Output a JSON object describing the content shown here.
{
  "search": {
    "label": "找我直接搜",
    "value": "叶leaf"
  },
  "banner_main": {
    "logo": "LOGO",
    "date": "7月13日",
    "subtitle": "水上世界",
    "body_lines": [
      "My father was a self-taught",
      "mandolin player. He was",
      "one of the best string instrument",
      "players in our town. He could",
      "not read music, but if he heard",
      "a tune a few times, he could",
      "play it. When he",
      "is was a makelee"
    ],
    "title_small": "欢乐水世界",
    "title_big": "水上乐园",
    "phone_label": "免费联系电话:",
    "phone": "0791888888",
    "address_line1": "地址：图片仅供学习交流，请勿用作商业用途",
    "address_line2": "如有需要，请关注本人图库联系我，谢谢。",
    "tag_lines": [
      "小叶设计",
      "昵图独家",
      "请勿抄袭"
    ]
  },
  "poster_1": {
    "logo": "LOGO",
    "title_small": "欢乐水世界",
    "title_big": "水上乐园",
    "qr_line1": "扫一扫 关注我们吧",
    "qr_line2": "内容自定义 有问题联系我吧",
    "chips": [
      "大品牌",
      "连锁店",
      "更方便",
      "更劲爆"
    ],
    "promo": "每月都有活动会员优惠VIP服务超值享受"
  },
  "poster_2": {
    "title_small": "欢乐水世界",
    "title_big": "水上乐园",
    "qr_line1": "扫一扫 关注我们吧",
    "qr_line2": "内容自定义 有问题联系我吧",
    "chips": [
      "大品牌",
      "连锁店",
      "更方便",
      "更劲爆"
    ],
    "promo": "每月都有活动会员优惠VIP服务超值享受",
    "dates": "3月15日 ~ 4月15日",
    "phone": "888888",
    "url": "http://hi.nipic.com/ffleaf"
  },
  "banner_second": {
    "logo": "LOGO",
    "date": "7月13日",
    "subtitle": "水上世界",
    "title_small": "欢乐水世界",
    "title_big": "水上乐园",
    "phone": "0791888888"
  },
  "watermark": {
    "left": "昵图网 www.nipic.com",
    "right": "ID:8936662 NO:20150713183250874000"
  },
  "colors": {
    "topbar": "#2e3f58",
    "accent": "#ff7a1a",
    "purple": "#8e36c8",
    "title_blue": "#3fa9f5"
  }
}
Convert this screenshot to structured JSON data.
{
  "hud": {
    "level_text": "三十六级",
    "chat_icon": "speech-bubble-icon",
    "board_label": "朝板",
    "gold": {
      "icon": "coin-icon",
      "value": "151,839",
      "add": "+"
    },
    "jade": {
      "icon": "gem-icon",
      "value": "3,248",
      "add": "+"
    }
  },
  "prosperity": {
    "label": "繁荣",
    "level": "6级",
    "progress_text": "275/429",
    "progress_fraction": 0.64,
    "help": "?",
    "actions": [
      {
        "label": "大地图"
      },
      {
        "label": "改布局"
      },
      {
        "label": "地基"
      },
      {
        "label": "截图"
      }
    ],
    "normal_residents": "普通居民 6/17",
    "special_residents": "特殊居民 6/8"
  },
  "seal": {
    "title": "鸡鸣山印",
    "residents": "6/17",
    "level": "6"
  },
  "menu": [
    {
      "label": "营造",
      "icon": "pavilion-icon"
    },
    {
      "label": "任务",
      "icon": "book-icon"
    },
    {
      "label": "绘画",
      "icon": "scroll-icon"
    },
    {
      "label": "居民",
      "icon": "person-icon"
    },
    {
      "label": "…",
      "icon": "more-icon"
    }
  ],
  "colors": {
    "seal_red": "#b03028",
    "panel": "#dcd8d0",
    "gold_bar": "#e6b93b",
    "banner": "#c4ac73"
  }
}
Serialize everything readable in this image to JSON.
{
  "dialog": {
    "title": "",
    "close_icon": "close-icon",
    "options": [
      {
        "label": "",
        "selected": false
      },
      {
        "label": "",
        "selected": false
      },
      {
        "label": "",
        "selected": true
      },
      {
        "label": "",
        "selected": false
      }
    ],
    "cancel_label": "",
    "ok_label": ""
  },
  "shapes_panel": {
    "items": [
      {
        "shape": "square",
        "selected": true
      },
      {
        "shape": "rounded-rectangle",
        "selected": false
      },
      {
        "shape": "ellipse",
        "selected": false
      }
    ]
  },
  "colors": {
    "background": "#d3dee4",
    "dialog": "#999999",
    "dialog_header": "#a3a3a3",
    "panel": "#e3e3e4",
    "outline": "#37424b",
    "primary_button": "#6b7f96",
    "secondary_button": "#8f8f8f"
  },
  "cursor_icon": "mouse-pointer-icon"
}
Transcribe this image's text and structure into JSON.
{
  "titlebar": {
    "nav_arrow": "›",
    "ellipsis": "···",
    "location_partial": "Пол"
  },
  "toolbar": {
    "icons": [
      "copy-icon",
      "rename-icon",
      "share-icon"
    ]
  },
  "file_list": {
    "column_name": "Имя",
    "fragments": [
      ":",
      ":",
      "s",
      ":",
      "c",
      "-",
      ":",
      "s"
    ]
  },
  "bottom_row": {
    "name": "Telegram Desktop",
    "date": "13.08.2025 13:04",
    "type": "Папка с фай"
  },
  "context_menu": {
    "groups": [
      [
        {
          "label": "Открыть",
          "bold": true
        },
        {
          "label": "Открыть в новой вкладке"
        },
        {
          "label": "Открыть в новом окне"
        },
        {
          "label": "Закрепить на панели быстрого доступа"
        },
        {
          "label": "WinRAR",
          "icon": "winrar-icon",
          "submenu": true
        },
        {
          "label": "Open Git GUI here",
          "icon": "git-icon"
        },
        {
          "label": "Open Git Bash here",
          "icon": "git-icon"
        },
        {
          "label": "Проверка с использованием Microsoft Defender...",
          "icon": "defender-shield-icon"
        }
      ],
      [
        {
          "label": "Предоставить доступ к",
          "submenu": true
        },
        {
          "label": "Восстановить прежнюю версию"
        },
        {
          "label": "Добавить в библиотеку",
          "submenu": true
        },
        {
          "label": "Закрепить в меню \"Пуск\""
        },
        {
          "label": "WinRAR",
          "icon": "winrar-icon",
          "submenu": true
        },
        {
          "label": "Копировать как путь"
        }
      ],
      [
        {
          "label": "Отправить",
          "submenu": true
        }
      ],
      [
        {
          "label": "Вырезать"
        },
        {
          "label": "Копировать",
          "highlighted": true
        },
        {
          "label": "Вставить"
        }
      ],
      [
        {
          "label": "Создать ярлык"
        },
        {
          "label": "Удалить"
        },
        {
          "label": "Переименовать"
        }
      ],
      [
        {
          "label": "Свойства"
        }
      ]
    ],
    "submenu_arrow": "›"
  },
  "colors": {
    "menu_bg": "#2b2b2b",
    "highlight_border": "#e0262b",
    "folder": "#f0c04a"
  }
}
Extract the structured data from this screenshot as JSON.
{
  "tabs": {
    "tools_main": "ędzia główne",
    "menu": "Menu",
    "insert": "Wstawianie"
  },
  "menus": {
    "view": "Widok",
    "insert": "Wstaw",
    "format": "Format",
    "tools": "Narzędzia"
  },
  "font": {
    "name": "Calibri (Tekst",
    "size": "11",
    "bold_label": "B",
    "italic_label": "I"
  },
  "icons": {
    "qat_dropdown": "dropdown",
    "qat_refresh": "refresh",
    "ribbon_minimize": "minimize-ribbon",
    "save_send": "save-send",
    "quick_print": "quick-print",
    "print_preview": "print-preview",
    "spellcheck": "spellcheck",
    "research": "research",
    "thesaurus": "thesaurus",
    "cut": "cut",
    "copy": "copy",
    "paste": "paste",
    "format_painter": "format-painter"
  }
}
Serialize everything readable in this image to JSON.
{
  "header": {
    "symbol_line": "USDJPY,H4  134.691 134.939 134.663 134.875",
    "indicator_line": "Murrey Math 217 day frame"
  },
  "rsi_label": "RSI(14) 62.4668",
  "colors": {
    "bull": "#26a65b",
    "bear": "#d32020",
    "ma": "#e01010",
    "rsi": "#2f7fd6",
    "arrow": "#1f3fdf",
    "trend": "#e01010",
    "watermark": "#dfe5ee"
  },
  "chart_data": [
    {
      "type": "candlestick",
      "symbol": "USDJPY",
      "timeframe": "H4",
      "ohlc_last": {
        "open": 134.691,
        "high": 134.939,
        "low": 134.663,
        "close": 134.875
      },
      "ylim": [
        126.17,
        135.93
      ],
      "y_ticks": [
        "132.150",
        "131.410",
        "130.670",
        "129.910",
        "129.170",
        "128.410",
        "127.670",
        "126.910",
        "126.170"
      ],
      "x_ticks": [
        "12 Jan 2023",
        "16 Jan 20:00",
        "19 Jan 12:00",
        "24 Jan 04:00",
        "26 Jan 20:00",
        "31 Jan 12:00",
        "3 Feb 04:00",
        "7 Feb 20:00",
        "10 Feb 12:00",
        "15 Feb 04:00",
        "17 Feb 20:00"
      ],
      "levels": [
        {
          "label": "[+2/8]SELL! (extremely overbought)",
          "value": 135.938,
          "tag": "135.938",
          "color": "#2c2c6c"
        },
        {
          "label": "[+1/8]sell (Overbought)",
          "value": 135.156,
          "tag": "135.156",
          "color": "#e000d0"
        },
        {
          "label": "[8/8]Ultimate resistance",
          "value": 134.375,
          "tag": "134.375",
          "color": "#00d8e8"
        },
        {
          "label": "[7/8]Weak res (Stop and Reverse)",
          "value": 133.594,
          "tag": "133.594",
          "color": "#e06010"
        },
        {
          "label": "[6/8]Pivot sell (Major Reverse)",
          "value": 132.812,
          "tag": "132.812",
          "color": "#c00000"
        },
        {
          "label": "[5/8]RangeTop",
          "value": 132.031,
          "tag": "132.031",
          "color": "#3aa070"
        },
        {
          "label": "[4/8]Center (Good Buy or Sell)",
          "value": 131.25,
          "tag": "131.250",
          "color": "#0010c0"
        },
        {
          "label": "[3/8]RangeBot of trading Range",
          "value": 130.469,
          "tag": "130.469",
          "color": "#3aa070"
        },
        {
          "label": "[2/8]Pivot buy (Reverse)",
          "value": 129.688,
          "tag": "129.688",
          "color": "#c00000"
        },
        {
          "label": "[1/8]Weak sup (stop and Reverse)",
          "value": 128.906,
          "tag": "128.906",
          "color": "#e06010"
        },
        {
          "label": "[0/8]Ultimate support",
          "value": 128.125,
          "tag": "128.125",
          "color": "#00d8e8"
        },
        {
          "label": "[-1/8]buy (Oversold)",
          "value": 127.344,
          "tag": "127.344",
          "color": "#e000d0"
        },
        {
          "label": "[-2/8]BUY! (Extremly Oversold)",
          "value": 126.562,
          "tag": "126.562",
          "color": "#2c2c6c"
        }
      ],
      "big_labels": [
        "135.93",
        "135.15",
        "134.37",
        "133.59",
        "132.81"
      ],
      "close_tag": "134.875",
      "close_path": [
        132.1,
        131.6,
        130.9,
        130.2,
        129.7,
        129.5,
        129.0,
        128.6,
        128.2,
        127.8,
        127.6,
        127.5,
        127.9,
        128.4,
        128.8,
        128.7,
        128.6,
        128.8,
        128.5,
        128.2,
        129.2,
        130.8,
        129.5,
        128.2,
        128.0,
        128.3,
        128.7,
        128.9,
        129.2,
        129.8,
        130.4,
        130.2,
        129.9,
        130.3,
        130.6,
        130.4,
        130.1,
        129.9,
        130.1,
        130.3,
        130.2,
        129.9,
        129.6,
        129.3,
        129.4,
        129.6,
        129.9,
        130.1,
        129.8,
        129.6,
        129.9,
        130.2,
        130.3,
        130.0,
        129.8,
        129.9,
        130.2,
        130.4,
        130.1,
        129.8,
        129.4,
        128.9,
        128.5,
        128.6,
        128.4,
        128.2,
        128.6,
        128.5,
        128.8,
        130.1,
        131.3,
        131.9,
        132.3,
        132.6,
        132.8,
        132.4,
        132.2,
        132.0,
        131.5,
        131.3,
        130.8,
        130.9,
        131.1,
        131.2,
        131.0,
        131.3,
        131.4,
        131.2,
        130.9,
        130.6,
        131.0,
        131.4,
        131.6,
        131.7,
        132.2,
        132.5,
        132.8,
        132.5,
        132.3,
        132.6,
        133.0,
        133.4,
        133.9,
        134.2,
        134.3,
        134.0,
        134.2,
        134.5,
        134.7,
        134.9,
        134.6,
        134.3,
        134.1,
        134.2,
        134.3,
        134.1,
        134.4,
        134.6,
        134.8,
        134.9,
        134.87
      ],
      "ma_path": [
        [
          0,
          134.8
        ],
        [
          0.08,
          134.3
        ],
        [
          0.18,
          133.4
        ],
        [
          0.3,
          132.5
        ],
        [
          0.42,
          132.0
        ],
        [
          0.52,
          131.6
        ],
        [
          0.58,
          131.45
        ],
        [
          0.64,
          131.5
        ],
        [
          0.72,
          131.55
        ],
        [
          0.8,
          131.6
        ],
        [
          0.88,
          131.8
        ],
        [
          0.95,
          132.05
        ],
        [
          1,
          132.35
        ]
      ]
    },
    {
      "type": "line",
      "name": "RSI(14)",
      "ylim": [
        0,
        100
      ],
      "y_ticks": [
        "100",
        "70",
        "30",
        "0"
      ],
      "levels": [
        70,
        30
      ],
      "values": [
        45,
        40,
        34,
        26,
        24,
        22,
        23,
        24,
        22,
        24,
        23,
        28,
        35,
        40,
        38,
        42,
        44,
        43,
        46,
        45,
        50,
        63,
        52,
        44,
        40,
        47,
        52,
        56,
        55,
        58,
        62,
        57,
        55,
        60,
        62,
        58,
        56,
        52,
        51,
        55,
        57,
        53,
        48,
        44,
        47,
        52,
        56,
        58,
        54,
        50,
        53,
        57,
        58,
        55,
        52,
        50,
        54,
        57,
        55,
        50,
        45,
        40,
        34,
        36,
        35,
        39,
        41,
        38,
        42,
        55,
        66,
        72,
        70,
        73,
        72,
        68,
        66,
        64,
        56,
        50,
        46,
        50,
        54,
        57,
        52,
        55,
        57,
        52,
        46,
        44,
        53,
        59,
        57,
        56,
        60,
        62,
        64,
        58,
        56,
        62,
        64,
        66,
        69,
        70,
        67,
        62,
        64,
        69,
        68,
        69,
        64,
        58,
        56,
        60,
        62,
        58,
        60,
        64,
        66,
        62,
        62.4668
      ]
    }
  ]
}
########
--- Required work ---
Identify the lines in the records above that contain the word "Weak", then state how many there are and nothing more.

--- Expected answer ---
2